Data supplied START

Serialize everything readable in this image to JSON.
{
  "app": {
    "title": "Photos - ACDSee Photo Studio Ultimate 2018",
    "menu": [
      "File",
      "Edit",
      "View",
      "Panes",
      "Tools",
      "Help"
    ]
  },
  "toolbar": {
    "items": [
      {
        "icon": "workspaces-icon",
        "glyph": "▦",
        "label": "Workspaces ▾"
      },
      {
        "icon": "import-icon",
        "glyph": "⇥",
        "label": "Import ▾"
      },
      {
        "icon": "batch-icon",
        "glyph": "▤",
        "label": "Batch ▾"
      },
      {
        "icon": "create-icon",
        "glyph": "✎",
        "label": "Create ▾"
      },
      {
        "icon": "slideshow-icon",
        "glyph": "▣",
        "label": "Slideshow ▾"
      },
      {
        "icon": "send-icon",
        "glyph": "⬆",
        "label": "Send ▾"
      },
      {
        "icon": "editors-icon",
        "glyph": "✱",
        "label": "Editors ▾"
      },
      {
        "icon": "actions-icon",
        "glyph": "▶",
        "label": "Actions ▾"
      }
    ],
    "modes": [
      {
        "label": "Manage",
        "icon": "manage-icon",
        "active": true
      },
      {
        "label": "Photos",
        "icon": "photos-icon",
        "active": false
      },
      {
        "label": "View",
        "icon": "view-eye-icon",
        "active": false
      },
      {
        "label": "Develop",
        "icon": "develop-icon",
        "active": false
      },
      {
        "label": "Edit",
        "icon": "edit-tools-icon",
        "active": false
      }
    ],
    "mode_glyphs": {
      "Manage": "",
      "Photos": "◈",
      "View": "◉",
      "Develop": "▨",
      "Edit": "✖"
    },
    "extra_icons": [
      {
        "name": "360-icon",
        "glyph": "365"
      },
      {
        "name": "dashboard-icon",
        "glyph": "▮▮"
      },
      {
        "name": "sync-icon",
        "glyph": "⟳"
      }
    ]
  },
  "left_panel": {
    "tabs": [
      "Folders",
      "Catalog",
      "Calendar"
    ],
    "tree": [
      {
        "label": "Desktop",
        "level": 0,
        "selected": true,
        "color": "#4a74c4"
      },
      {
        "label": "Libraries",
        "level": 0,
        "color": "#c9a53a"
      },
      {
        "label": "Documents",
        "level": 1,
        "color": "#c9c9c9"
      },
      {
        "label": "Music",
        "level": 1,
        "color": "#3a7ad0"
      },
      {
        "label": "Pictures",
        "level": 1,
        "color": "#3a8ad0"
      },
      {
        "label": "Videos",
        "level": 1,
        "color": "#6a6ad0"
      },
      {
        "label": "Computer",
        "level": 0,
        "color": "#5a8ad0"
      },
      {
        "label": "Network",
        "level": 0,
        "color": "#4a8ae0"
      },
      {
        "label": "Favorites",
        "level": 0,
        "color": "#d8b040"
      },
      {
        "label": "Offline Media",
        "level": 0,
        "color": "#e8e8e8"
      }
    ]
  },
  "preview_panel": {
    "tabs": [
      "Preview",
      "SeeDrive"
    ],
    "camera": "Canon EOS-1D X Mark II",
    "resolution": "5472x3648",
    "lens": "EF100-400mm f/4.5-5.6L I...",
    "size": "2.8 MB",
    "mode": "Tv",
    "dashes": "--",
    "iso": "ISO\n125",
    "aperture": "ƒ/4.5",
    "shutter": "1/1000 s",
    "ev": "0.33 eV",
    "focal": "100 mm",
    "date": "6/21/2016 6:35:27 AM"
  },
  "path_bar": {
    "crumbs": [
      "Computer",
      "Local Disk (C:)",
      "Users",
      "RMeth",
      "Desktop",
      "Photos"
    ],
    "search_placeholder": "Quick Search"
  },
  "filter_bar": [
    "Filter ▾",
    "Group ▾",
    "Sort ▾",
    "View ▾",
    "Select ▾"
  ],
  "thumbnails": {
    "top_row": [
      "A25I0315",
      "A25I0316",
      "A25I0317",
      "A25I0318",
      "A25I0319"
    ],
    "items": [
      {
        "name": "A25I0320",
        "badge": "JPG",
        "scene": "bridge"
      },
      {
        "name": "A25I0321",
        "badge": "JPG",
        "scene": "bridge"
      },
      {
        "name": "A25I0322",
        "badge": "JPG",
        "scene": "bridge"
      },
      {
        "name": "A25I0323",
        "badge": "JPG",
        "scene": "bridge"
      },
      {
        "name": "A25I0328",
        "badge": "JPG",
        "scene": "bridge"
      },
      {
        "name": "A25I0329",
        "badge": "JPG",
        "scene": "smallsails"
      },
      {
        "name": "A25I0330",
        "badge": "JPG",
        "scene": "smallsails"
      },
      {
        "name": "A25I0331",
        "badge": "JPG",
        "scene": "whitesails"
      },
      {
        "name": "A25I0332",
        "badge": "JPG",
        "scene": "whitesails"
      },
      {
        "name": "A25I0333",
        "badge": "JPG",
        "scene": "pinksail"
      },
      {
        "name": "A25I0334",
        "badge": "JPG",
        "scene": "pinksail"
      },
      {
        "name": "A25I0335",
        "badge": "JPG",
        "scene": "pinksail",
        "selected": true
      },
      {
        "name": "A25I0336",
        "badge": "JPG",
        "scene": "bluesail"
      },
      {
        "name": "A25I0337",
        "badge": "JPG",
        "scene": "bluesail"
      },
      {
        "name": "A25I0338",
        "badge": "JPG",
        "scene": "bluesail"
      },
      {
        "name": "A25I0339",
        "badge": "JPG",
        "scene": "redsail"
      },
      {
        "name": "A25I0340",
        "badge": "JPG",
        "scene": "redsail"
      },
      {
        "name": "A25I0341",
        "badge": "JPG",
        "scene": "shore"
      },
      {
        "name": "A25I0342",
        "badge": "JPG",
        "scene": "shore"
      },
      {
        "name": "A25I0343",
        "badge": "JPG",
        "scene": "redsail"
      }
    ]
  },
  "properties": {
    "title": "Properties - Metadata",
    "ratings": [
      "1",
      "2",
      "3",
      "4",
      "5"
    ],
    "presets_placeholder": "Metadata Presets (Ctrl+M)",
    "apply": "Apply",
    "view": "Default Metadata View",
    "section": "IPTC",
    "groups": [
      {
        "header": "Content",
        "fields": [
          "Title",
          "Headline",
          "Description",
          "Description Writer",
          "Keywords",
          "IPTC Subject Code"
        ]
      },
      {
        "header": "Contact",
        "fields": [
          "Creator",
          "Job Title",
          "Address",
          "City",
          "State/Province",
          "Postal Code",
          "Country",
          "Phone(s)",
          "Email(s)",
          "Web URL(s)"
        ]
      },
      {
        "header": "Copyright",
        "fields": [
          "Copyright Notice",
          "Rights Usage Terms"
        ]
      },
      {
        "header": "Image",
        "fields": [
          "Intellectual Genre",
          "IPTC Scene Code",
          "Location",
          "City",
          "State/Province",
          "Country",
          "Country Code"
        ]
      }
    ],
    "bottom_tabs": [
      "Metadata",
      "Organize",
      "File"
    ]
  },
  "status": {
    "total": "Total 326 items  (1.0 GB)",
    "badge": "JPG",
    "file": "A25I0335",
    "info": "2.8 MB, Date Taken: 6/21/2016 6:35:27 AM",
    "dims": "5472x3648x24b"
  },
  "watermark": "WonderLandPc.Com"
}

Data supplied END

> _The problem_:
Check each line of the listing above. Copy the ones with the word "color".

> _Expected answer_:
        "color": "#4a74c4"
        "color": "#c9a53a"
        "color": "#c9c9c9"
        "color": "#3a7ad0"
        "color": "#3a8ad0"
        "color": "#6a6ad0"
        "color": "#5a8ad0"
        "color": "#4a8ae0"
        "color": "#d8b040"
        "color": "#e8e8e8"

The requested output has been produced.